__TASK MATERIAL__:
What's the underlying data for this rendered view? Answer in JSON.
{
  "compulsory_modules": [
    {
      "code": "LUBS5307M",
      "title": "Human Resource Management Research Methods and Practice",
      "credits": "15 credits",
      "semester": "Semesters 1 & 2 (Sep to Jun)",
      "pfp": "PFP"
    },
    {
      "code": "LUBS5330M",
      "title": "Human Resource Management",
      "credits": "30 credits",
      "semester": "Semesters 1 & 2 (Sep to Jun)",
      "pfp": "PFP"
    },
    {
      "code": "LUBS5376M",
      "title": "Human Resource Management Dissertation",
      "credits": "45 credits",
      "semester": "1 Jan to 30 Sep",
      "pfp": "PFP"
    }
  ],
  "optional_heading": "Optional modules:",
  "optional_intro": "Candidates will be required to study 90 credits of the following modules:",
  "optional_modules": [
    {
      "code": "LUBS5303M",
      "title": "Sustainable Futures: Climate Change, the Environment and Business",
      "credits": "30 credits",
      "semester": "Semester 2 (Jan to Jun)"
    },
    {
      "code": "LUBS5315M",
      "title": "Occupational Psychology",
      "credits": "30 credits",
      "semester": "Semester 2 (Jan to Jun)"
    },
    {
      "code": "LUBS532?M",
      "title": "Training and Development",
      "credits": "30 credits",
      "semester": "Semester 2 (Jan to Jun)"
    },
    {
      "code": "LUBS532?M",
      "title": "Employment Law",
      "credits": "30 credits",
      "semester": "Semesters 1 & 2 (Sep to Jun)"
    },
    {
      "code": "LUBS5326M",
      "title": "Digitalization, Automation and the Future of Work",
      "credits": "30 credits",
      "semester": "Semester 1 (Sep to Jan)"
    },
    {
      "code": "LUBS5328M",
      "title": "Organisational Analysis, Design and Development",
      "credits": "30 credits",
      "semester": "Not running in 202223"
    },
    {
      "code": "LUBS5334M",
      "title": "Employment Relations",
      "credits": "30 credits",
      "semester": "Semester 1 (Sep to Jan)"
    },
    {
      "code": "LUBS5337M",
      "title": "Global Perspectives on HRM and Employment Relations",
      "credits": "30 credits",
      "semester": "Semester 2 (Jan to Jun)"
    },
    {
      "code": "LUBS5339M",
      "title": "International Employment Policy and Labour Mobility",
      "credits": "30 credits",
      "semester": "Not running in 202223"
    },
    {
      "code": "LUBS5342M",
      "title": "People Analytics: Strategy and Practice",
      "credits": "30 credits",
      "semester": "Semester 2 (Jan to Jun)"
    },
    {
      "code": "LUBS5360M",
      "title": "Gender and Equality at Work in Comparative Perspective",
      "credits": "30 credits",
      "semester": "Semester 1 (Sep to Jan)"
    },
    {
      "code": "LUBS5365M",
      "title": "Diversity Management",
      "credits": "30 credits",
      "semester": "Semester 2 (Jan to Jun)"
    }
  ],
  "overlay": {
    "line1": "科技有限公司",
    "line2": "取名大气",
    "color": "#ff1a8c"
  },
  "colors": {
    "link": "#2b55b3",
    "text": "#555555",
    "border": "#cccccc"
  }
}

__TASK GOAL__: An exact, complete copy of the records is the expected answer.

__SOLUTION FOR THIS PROBLEM__:
What's the underlying data for this rendered view? Answer in JSON.
{
  "compulsory_modules": [
    {
      "code": "LUBS5307M",
      "title": "Human Resource Management Research Methods and Practice",
      "credits": "15 credits",
      "semester": "Semesters 1 & 2 (Sep to Jun)",
      "pfp": "PFP"
    },
    {
      "code": "LUBS5330M",
      "title": "Human Resource Management",
      "credits": "30 credits",
      "semester": "Semesters 1 & 2 (Sep to Jun)",
      "pfp": "PFP"
    },
    {
      "code": "LUBS5376M",
      "title": "Human Resource Management Dissertation",
      "credits": "45 credits",
      "semester": "1 Jan to 30 Sep",
      "pfp": "PFP"
    }
  ],
  "optional_heading": "Optional modules:",
  "optional_intro": "Candidates will be required to study 90 credits of the following modules:",
  "optional_modules": [
    {
      "code": "LUBS5303M",
      "title": "Sustainable Futures: Climate Change, the Environment and Business",
      "credits": "30 credits",
      "semester": "Semester 2 (Jan to Jun)"
    },
    {
      "code": "LUBS5315M",
      "title": "Occupational Psychology",
      "credits": "30 credits",
      "semester": "Semester 2 (Jan to Jun)"
    },
    {
      "code": "LUBS532?M",
      "title": "Training and Development",
      "credits": "30 credits",
      "semester": "Semester 2 (Jan to Jun)"
    },
    {
      "code": "LUBS532?M",
      "title": "Employment Law",
      "credits": "30 credits",
      "semester": "Semesters 1 & 2 (Sep to Jun)"
    },
    {
      "code": "LUBS5326M",
      "title": "Digitalization, Automation and the Future of Work",
      "credits": "30 credits",
      "semester": "Semester 1 (Sep to Jan)"
    },
    {
      "code": "LUBS5328M",
      "title": "Organisational Analysis, Design and Development",
      "credits": "30 credits",
      "semester": "Not running in 202223"
    },
    {
      "code": "LUBS5334M",
      "title": "Employment Relations",
      "credits": "30 credits",
      "semester": "Semester 1 (Sep to Jan)"
    },
    {
      "code": "LUBS5337M",
      "title": "Global Perspectives on HRM and Employment Relations",
      "credits": "30 credits",
      "semester": "Semester 2 (Jan to Jun)"
    },
    {
      "code": "LUBS5339M",
      "title": "International Employment Policy and Labour Mobility",
      "credits": "30 credits",
      "semester": "Not running in 202223"
    },
    {
      "code": "LUBS5342M",
      "title": "People Analytics: Strategy and Practice",
      "credits": "30 credits",
      "semester": "Semester 2 (Jan to Jun)"
    },
    {
      "code": "LUBS5360M",
      "title": "Gender and Equality at Work in Comparative Perspective",
      "credits": "30 credits",
      "semester": "Semester 1 (Sep to Jan)"
    },
    {
      "code": "LUBS5365M",
      "title": "Diversity Management",
      "credits": "30 credits",
      "semester": "Semester 2 (Jan to Jun)"
    }
  ],
  "overlay": {
    "line1": "科技有限公司",
    "line2": "取名大气",
    "color": "#ff1a8c"
  },
  "colors": {
    "link": "#2b55b3",
    "text": "#555555",
    "border": "#cccccc"
  }
}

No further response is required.